While I am a New England guy, I have family by marriage that is Third Generation, South Dakotan farmers.

Bruce and Nola have become cherished souls in our lives and I remember the first time we met this side of the family very well… we would spend an unscheduled amount of time together when they visited on September 1oth 2001.

Bruce and I both being semi-techies and he, with a long career in agricultural chemicals and farm technology got on the subject of the farm business. While much of his time was spent in spreadsheets and sales management as a 3rd-generation Dutch farming family, he was still very active in managing the family business and his eyes lit up on the subject. The farm was in his DNA

Now I knew a long time ago that farming was a tough business – after all, I once spent a weekend milking 100 dairy cows for a full weekend in Vermont. True. Ha.

Brutal and Bruce smiled as I told him the story. I did too.

Aside from our shared love of the dirt, and after listening more we understood that my 37 years in marketing technologies and his decades in farm management and the national agricultural business had immersed us both in all manner of complex “process”. And I was no less flabbergasted at the breadth of farm management and the sheer scale of it. I had my own experience of how difficult things could be when you combined both the scope of work and large scale. Disaster can happen in moments

Which is why, when I heard the Michael Bloomberg comments from years ago that you could teach farming to anyone since you “just dig a hole, put a seed in, some dirt over that and up comes the corn” I was floored.

Look Bloomberg is no dummy. After all, he helped automate a very complex Wall Street process. Now, I already knew his politics were everything I personally opposed. His reputation in managing New York City, was the very epitome of socialist command and control… right down to how much soda or salt you were allowed to have at lunch.

But the thing that is so, utterly astounding (but not) was the sheer arrogance and dismissiveness of his “farmer” comment.
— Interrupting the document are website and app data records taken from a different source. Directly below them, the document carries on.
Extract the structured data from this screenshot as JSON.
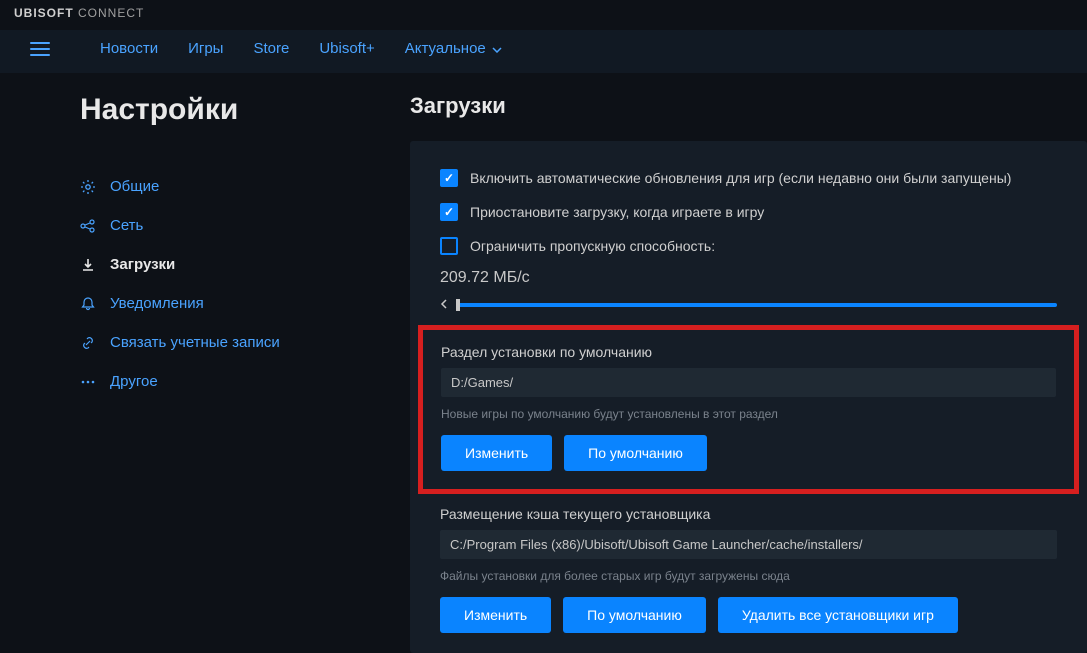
{
  "titlebar": {
    "brand_bold": "UBISOFT",
    "brand_light": "CONNECT"
  },
  "nav": {
    "items": [
      {
        "label": "Новости"
      },
      {
        "label": "Игры"
      },
      {
        "label": "Store"
      },
      {
        "label": "Ubisoft+"
      },
      {
        "label": "Актуальное"
      }
    ]
  },
  "sidebar": {
    "title": "Настройки",
    "items": [
      {
        "label": "Общие"
      },
      {
        "label": "Сеть"
      },
      {
        "label": "Загрузки"
      },
      {
        "label": "Уведомления"
      },
      {
        "label": "Связать учетные записи"
      },
      {
        "label": "Другое"
      }
    ]
  },
  "main": {
    "heading": "Загрузки",
    "checkboxes": [
      {
        "label": "Включить автоматические обновления для игр (если недавно они были запущены)",
        "checked": true
      },
      {
        "label": "Приостановите загрузку, когда играете в игру",
        "checked": true
      },
      {
        "label": "Ограничить пропускную способность:",
        "checked": false
      }
    ],
    "bandwidth_value": "209.72 МБ/с",
    "install_section": {
      "label": "Раздел установки по умолчанию",
      "path": "D:/Games/",
      "hint": "Новые игры по умолчанию будут установлены в этот раздел",
      "change_btn": "Изменить",
      "default_btn": "По умолчанию"
    },
    "cache_section": {
      "label": "Размещение кэша текущего установщика",
      "path": "C:/Program Files (x86)/Ubisoft/Ubisoft Game Launcher/cache/installers/",
      "hint": "Файлы установки для более старых игр будут загружены сюда",
      "change_btn": "Изменить",
      "default_btn": "По умолчанию",
      "delete_btn": "Удалить все установщики игр"
    }
  }
}
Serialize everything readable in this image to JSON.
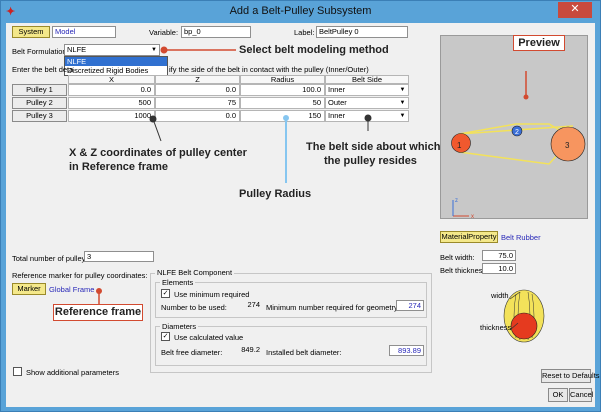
{
  "window": {
    "title": "Add a Belt-Pulley Subsystem",
    "close_label": "✕",
    "app_glyph": "✦"
  },
  "top": {
    "system_button": "System",
    "system_value": "Model",
    "variable_label": "Variable:",
    "variable_value": "bp_0",
    "label_label": "Label:",
    "label_value": "BeltPulley 0"
  },
  "formulation": {
    "label": "Belt Formulation:",
    "value": "NLFE",
    "options": [
      "NLFE",
      "Discretized Rigid Bodies"
    ],
    "instruction_left": "Enter the belt deta",
    "instruction_right": "ify the side of the belt in contact with the pulley (Inner/Outer)"
  },
  "pulley_table": {
    "headers": [
      "X",
      "Z",
      "Radius",
      "Belt Side"
    ],
    "rows": [
      {
        "name": "Pulley 1",
        "x": "0.0",
        "z": "0.0",
        "radius": "100.0",
        "side": "Inner"
      },
      {
        "name": "Pulley 2",
        "x": "500",
        "z": "75",
        "radius": "50",
        "side": "Outer"
      },
      {
        "name": "Pulley 3",
        "x": "1000",
        "z": "0.0",
        "radius": "150",
        "side": "Inner"
      }
    ]
  },
  "annotations": {
    "select_method": "Select belt modeling method",
    "preview": "Preview",
    "xz_coords_line1": "X & Z coordinates of pulley center",
    "xz_coords_line2": "in Reference frame",
    "belt_side_line1": "The belt side about which",
    "belt_side_line2": "the pulley resides",
    "pulley_radius": "Pulley Radius",
    "reference_frame": "Reference frame"
  },
  "preview": {
    "pulley_labels": [
      "1",
      "2",
      "3"
    ],
    "axis_z": "z",
    "axis_x": "x"
  },
  "material": {
    "button": "MaterialProperty",
    "value": "Belt Rubber",
    "width_label": "Belt width:",
    "width_value": "75.0",
    "thickness_label": "Belt thickness:",
    "thickness_value": "10.0",
    "diagram_width": "width",
    "diagram_thickness": "thickness"
  },
  "bottom_left": {
    "total_label": "Total number of pulleys:",
    "total_value": "3",
    "reference_label": "Reference marker for pulley coordinates:",
    "marker_button": "Marker",
    "marker_value": "Global Frame",
    "show_additional": "Show additional parameters"
  },
  "nlfe": {
    "group_title": "NLFE Belt Component",
    "elements_title": "Elements",
    "use_min_label": "Use minimum required",
    "use_min_checked": true,
    "number_used_label": "Number to be used:",
    "number_used_value": "274",
    "min_required_label": "Minimum number required for geometry:",
    "min_required_value": "274",
    "diameters_title": "Diameters",
    "use_calc_label": "Use calculated value",
    "use_calc_checked": true,
    "free_diam_label": "Belt free diameter:",
    "free_diam_value": "849.2",
    "installed_diam_label": "Installed belt diameter:",
    "installed_diam_value": "893.89"
  },
  "buttons": {
    "reset": "Reset to Defaults",
    "ok": "OK",
    "cancel": "Cancel"
  },
  "colors": {
    "accent_red": "#d24a30",
    "preview_bg": "#c8c8c8",
    "pulley_fill": "#f0592e",
    "belt": "#f3e25a",
    "radius_line": "#86c6f0"
  }
}
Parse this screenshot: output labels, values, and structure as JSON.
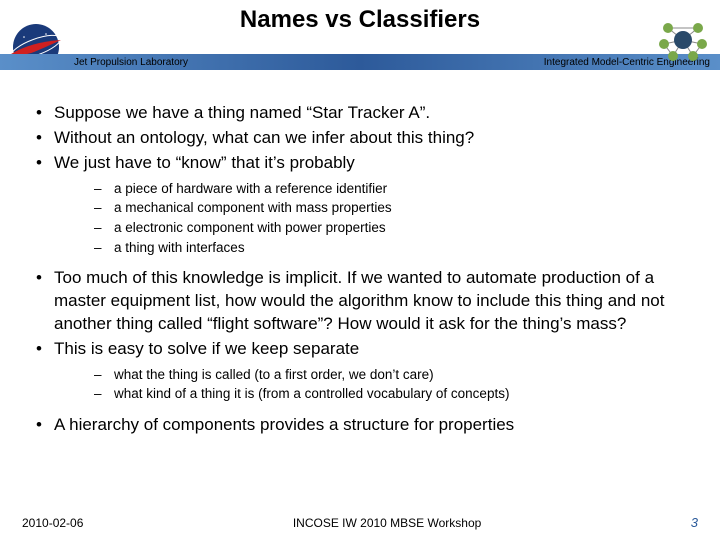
{
  "title": "Names vs Classifiers",
  "header": {
    "left_label": "Jet Propulsion Laboratory",
    "right_label": "Integrated Model-Centric Engineering"
  },
  "bullets": [
    {
      "text": "Suppose we have a thing named “Star Tracker A”."
    },
    {
      "text": "Without an ontology, what can we infer about this thing?"
    },
    {
      "text": "We just have to “know” that it’s probably",
      "sub": [
        "a piece of hardware with a reference identifier",
        "a mechanical component with mass properties",
        "a electronic component with power properties",
        "a thing with interfaces"
      ]
    },
    {
      "text": "Too much of this knowledge is implicit. If we wanted to automate production of a master equipment list, how would the algorithm know to include this thing and not another thing called “flight software”? How would it ask for the thing’s mass?"
    },
    {
      "text": "This is easy to solve if we keep separate",
      "sub": [
        "what the thing is called (to a first order, we don’t care)",
        "what kind of a thing it is (from a controlled vocabulary of concepts)"
      ]
    },
    {
      "text": "A hierarchy of components provides a structure for properties"
    }
  ],
  "footer": {
    "date": "2010-02-06",
    "center": "INCOSE IW 2010 MBSE Workshop",
    "page": "3"
  }
}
I had not heard it up until then.

But to put a finer point on it, my career included a period of time when a colleague and I found ourselves in lower Wall Street conference rooms, pitching “Angel Investors” for seed investment.

High above and over-looking New York Harbor and The Statue of Liberty it was a new experience for me. But I am here to tell you that I heard some of the stupidest, most factually-incorrect things anyone could possibly say high above the Statue of Liberty.

And that’s when I was reminded once again, that it’s one thing to be arrogant and factually right but it’s an altogether different form of dangerous to be arrogant and painfully wrong on the facts.

Being wrong or uninformed happens to all of us. Being wrong, uninformed and arrogant is in a category of it’s own. This is the very thing that Americans in all walks of life have come to resent… and with good reason. And here it was for all to see in the person of Michael Bloomberg.

And finally, a personal post-script.

I love the art of the spoken word. Accents, inflection, turn of phrase is a “thing” with me since my days on a High School stage and my great and wonderful Drama Teacher, Fr. Gerard.

And can there be anyone as great and wonderful to listen to as Paul Harvey who narrates this wonderful piece, “So God Made A Farmer”? I don’t think so.

Paul Harvey’s brilliance was unmatched. In a minute or two, you were there, transported into another time and life… without ever opening your eyes. Enjoy Mr. Harvey as he narrates: “So, God Made a Farmer”.

I chose this newer version for context, because it gives you the Michael Bloomberg quote right at the beginning.


You Might Like
Learn more about RevenueStripe...
You Might Like
Learn more about RevenueStripe...